Many people who survive severe sepsis recover completely and their lives return to normal. But some people, especially those who had pre-existing chronic diseases, may experience permanent organ damage.
For example, in someone who already has kidney impairment, sepsis can lead to kidney failure that requires lifelong dialysis. Patients who have the extremely severe septic shock may develop gangrene necessitating the amputation of digits (fingers or toes) or even partial or complete amputation of limbs.
Other patients who have not experienced the most catastrophic complications of sepsis may still feel their longer term health has suffered as a result of contracting sepsis.
Doctors increasingly recognise that this represents a post-sepsis syndrome, the common problems that afflict those who have recovered from sepsis have been termed the post-sepsis syndrome.
What is Post Sepsis Syndrome (PSS)?
Post-sepsis syndrome describes physical and/or long-term effects that affects up to 50% of people who survive sepsis.
Longer term effects of sepsis include:
- Sleep disturbance including insomnia
- Experiencing nightmares, hallucinations, flashbacks and panic attacks
- Muscle and joint pains which can be severe and disabling
- Extreme tiredness and fatigue
- Inability to concentrate
- Impaired mental (cognitive) functioning
- Loss of confidence and self-belief
People who have suffered more severe sepsis and especially those treated in an intensive care unit are at greatest risk of suffering post-sepsis syndrome.
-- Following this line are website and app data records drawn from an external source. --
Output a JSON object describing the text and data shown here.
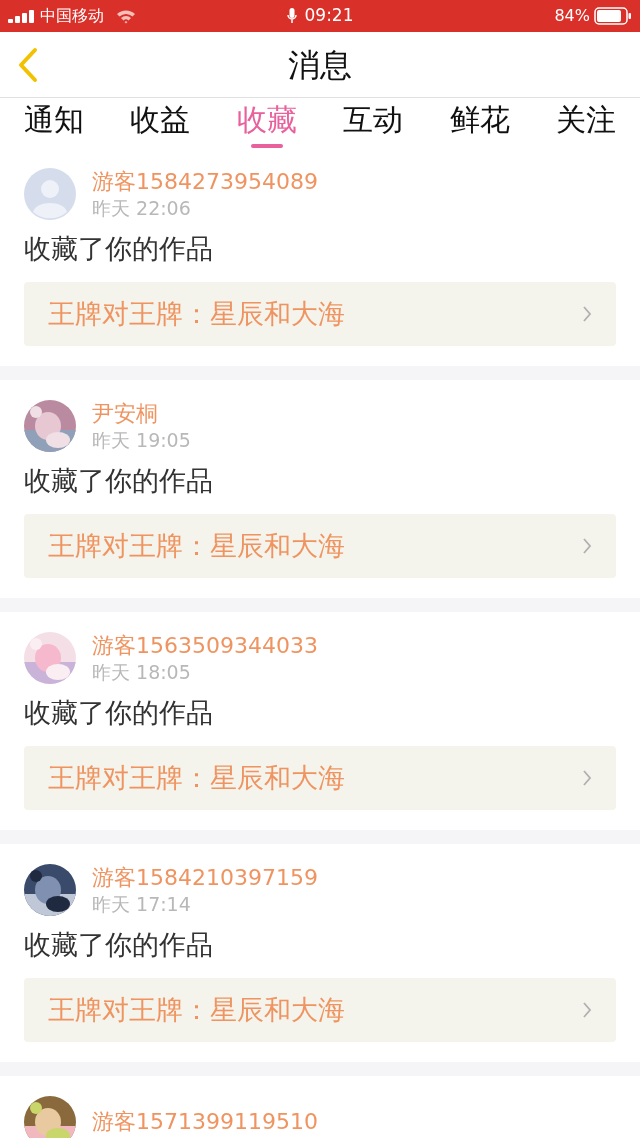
{
  "status_bar": {
    "carrier": "中国移动",
    "time": "09:21",
    "battery": "84%"
  },
  "header": {
    "title": "消息"
  },
  "tabs": [
    {
      "label": "通知",
      "selected": false
    },
    {
      "label": "收益",
      "selected": false
    },
    {
      "label": "收藏",
      "selected": true
    },
    {
      "label": "互动",
      "selected": false
    },
    {
      "label": "鲜花",
      "selected": false
    },
    {
      "label": "关注",
      "selected": false
    }
  ],
  "messages": [
    {
      "avatar": {
        "kind": "default"
      },
      "name": "游客1584273954089",
      "time": "昨天 22:06",
      "text": "收藏了你的作品",
      "work": "王牌对王牌：星辰和大海"
    },
    {
      "name": "尹安桐",
      "time": "昨天 19:05",
      "text": "收藏了你的作品",
      "work": "王牌对王牌：星辰和大海"
    },
    {
      "name": "游客1563509344033",
      "time": "昨天 18:05",
      "text": "收藏了你的作品",
      "work": "王牌对王牌：星辰和大海"
    },
    {
      "name": "游客1584210397159",
      "time": "昨天 17:14",
      "text": "收藏了你的作品",
      "work": "王牌对王牌：星辰和大海"
    },
    {
      "name": "游客1571399119510"
    }
  ]
}
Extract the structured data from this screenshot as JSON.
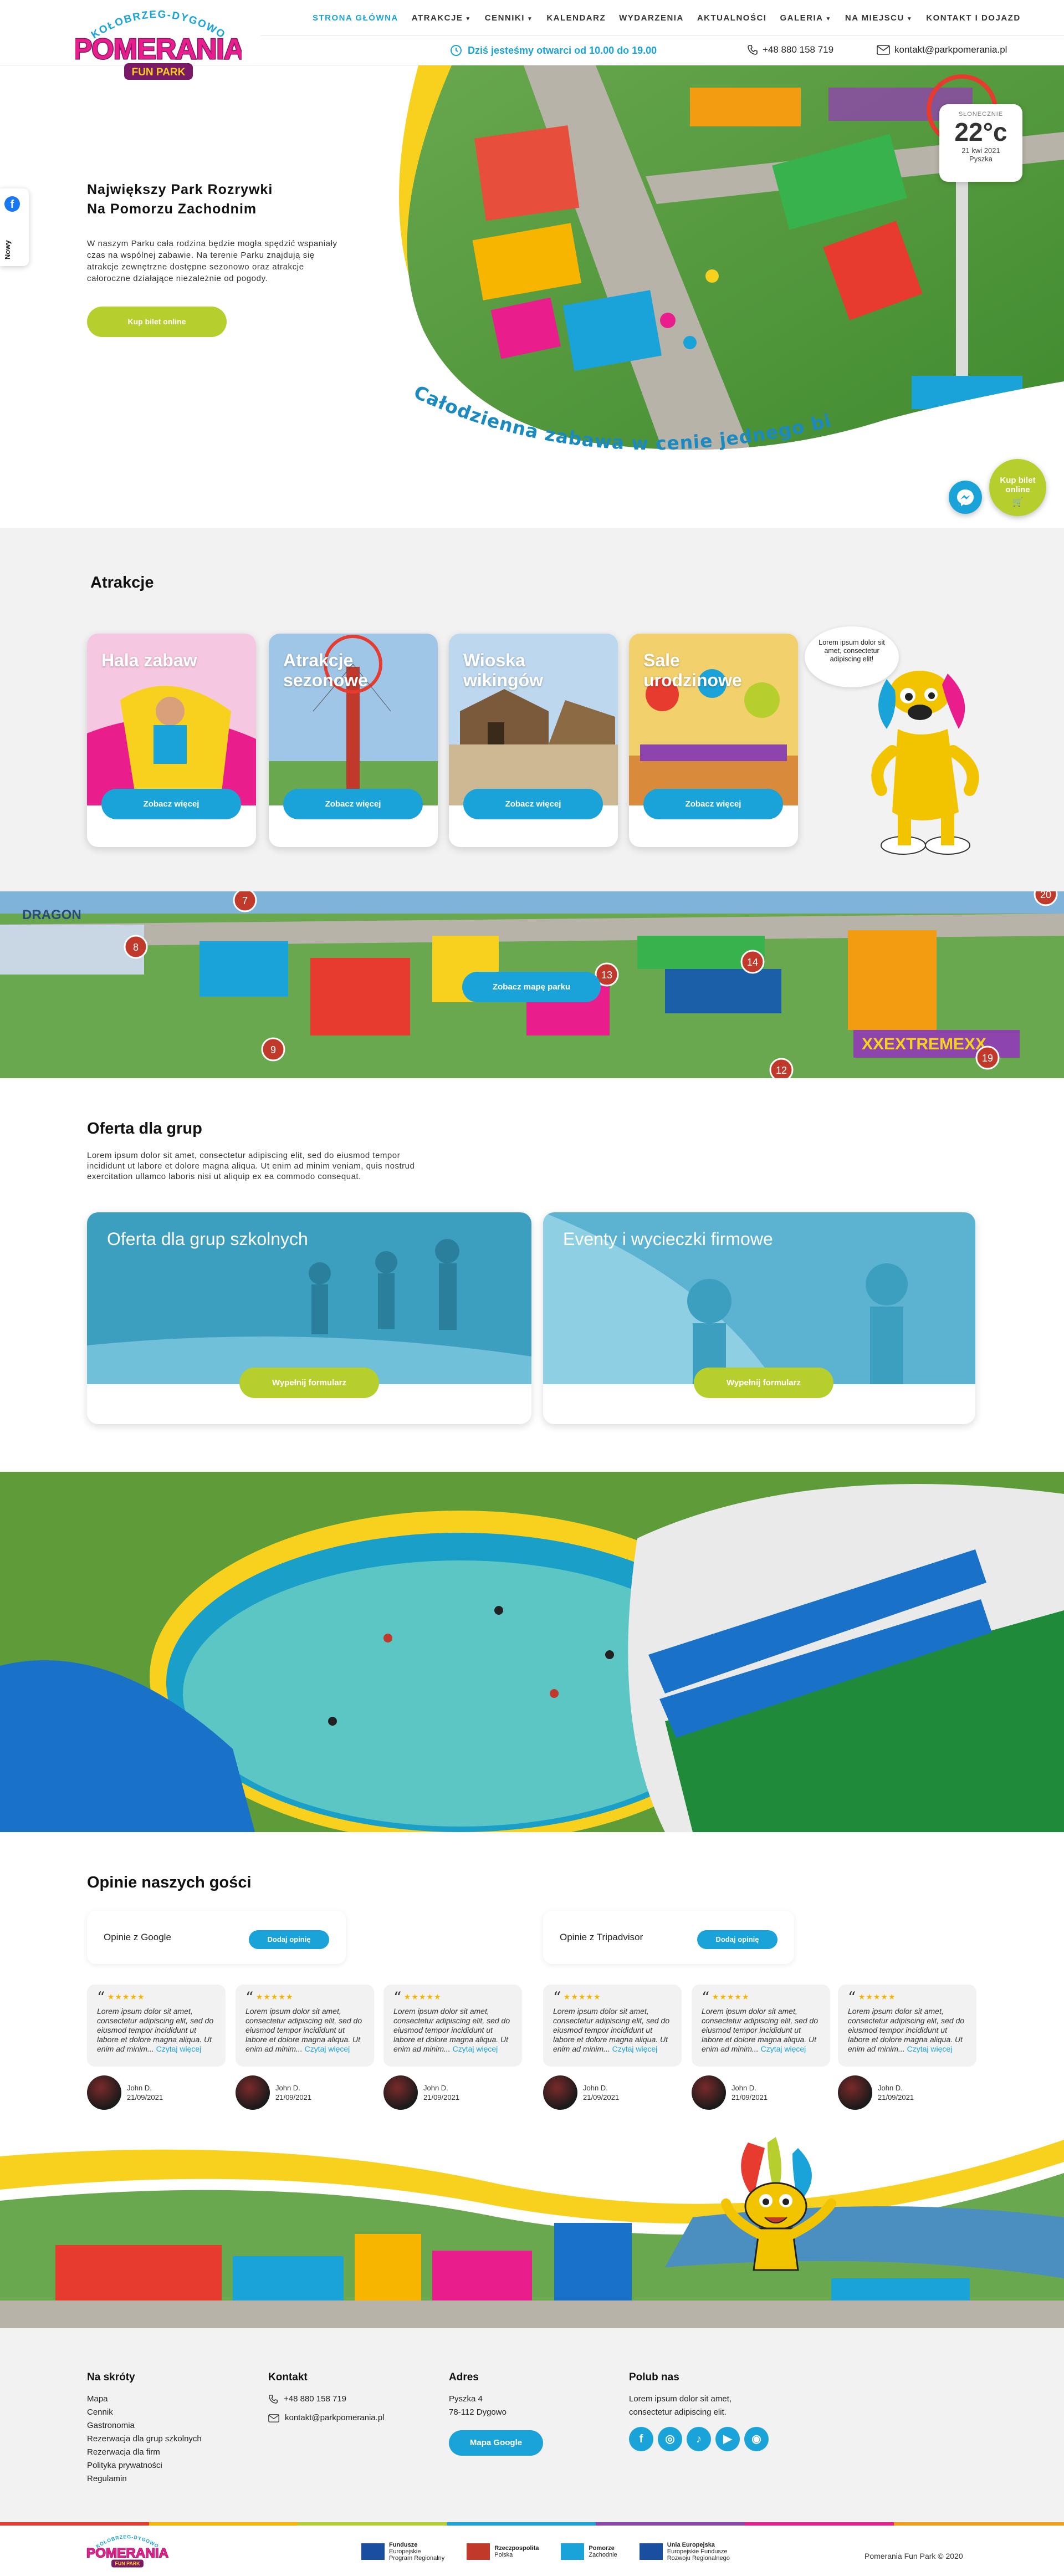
{
  "brand": {
    "logo_top": "KOŁOBRZEG-DYGOWO",
    "logo_main": "POMERANIA",
    "logo_sub": "FUN PARK"
  },
  "nav": {
    "items": [
      {
        "label": "STRONA GŁÓWNA",
        "active": true,
        "dropdown": false
      },
      {
        "label": "ATRAKCJE",
        "active": false,
        "dropdown": true
      },
      {
        "label": "CENNIKI",
        "active": false,
        "dropdown": true
      },
      {
        "label": "KALENDARZ",
        "active": false,
        "dropdown": false
      },
      {
        "label": "WYDARZENIA",
        "active": false,
        "dropdown": false
      },
      {
        "label": "AKTUALNOŚCI",
        "active": false,
        "dropdown": false
      },
      {
        "label": "GALERIA",
        "active": false,
        "dropdown": true
      },
      {
        "label": "NA MIEJSCU",
        "active": false,
        "dropdown": true
      },
      {
        "label": "KONTAKT I DOJAZD",
        "active": false,
        "dropdown": false
      }
    ]
  },
  "topbar": {
    "open_info": "Dziś jesteśmy otwarci od 10.00 do 19.00",
    "phone": "+48 880 158 719",
    "email": "kontakt@parkpomerania.pl"
  },
  "side_tab": {
    "label": "Nowy"
  },
  "hero": {
    "title_line1": "Największy Park Rozrywki",
    "title_line2": "Na Pomorzu Zachodnim",
    "text": "W naszym Parku cała rodzina będzie mogła spędzić wspaniały czas na wspólnej zabawie. Na terenie Parku znajdują się atrakcje zewnętrzne dostępne sezonowo oraz atrakcje całoroczne działające niezależnie od pogody.",
    "button": "Kup bilet online",
    "tagline": "Całodzienna zabawa w cenie jednego biletu!"
  },
  "weather": {
    "label": "SŁONECZNIE",
    "temp": "22°c",
    "date": "21 kwi 2021",
    "place": "Pyszka"
  },
  "floating": {
    "buy_line1": "Kup bilet",
    "buy_line2": "online"
  },
  "attractions": {
    "title": "Atrakcje",
    "cards": [
      {
        "label": "Hala zabaw",
        "button": "Zobacz więcej"
      },
      {
        "label": "Atrakcje sezonowe",
        "button": "Zobacz więcej"
      },
      {
        "label": "Wioska wikingów",
        "button": "Zobacz więcej"
      },
      {
        "label": "Sale urodzinowe",
        "button": "Zobacz więcej"
      }
    ],
    "mascot_bubble": "Lorem ipsum dolor sit amet, consectetur adipiscing elit!"
  },
  "map": {
    "button": "Zobacz mapę parku",
    "pins": [
      "7",
      "8",
      "9",
      "13",
      "14",
      "12",
      "19",
      "20"
    ],
    "signs": [
      "DRAGON",
      "XXEXTREMEXX"
    ]
  },
  "groups": {
    "title": "Oferta dla grup",
    "text": "Lorem ipsum dolor sit amet, consectetur adipiscing elit, sed do eiusmod tempor incididunt ut labore et dolore magna aliqua. Ut enim ad minim veniam, quis nostrud exercitation ullamco laboris nisi ut aliquip ex ea commodo consequat.",
    "cards": [
      {
        "label": "Oferta dla grup szkolnych",
        "button": "Wypełnij formularz"
      },
      {
        "label": "Eventy i wycieczki firmowe",
        "button": "Wypełnij formularz"
      }
    ]
  },
  "reviews": {
    "title": "Opinie naszych gości",
    "google_label": "Opinie z Google",
    "tripadvisor_label": "Opinie z Tripadvisor",
    "add_button": "Dodaj opinię",
    "items": [
      {
        "stars": "★★★★★",
        "text": "Lorem ipsum dolor sit amet, consectetur adipiscing elit, sed do eiusmod tempor incididunt ut labore et dolore magna aliqua. Ut enim ad minim...",
        "more": "Czytaj więcej",
        "name": "John D.",
        "date": "21/09/2021"
      },
      {
        "stars": "★★★★★",
        "text": "Lorem ipsum dolor sit amet, consectetur adipiscing elit, sed do eiusmod tempor incididunt ut labore et dolore magna aliqua. Ut enim ad minim...",
        "more": "Czytaj więcej",
        "name": "John D.",
        "date": "21/09/2021"
      },
      {
        "stars": "★★★★★",
        "text": "Lorem ipsum dolor sit amet, consectetur adipiscing elit, sed do eiusmod tempor incididunt ut labore et dolore magna aliqua. Ut enim ad minim...",
        "more": "Czytaj więcej",
        "name": "John D.",
        "date": "21/09/2021"
      },
      {
        "stars": "★★★★★",
        "text": "Lorem ipsum dolor sit amet, consectetur adipiscing elit, sed do eiusmod tempor incididunt ut labore et dolore magna aliqua. Ut enim ad minim...",
        "more": "Czytaj więcej",
        "name": "John D.",
        "date": "21/09/2021"
      },
      {
        "stars": "★★★★★",
        "text": "Lorem ipsum dolor sit amet, consectetur adipiscing elit, sed do eiusmod tempor incididunt ut labore et dolore magna aliqua. Ut enim ad minim...",
        "more": "Czytaj więcej",
        "name": "John D.",
        "date": "21/09/2021"
      },
      {
        "stars": "★★★★★",
        "text": "Lorem ipsum dolor sit amet, consectetur adipiscing elit, sed do eiusmod tempor incididunt ut labore et dolore magna aliqua. Ut enim ad minim...",
        "more": "Czytaj więcej",
        "name": "John D.",
        "date": "21/09/2021"
      }
    ]
  },
  "footer": {
    "shortcuts_title": "Na skróty",
    "shortcuts": [
      "Mapa",
      "Cennik",
      "Gastronomia",
      "Rezerwacja dla grup szkolnych",
      "Rezerwacja dla firm",
      "Polityka prywatności",
      "Regulamin"
    ],
    "contact_title": "Kontakt",
    "phone": "+48 880 158 719",
    "email": "kontakt@parkpomerania.pl",
    "address_title": "Adres",
    "address_line1": "Pyszka 4",
    "address_line2": "78-112 Dygowo",
    "maps_button": "Mapa Google",
    "social_title": "Polub nas",
    "social_text": "Lorem ipsum dolor sit amet, consectetur adipiscing elit.",
    "copyright": "Pomerania Fun Park © 2020",
    "eu_logos": [
      {
        "line1": "Fundusze",
        "line2": "Europejskie",
        "line3": "Program Regionalny"
      },
      {
        "line1": "Rzeczpospolita",
        "line2": "Polska",
        "line3": ""
      },
      {
        "line1": "Pomorze",
        "line2": "Zachodnie",
        "line3": ""
      },
      {
        "line1": "Unia Europejska",
        "line2": "Europejskie Fundusze",
        "line3": "Rozwoju Regionalnego"
      }
    ]
  },
  "colors": {
    "accent_blue": "#1aa3d9",
    "accent_green": "#b7cf2c",
    "accent_yellow": "#f7d11e"
  }
}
Older people who survive severe sepsis are also at greater risk for long-term cognitive impairment and physical problems than people of the same age who were treated for other illnesses.
Life after sepsis: a guide for survivors, carers and bereaved families.
A new Australian resource is now available to provide information and guidance for sepsis survivors, their friends, families and carers, and bereaved families to help them navigate the often challenging post sepsis period.
This guide aims to inform early hospital discharge planning, provide survivors advice for recovery, foster connections with sepsis support groups and assist bereaved families through their grief and sadness. The value of lived experiences of sepsis in providing this support, cannot be underestimated.
Thank you to the ASN Consumer Advisory and Support Group and Ms Fiona Gray (Chair) for their guidance and contribution to the development of this resource.
This guide is a living document and as such will evolve over time to encompass advances in post sepsis recovery and support.
For further information visit our resources page.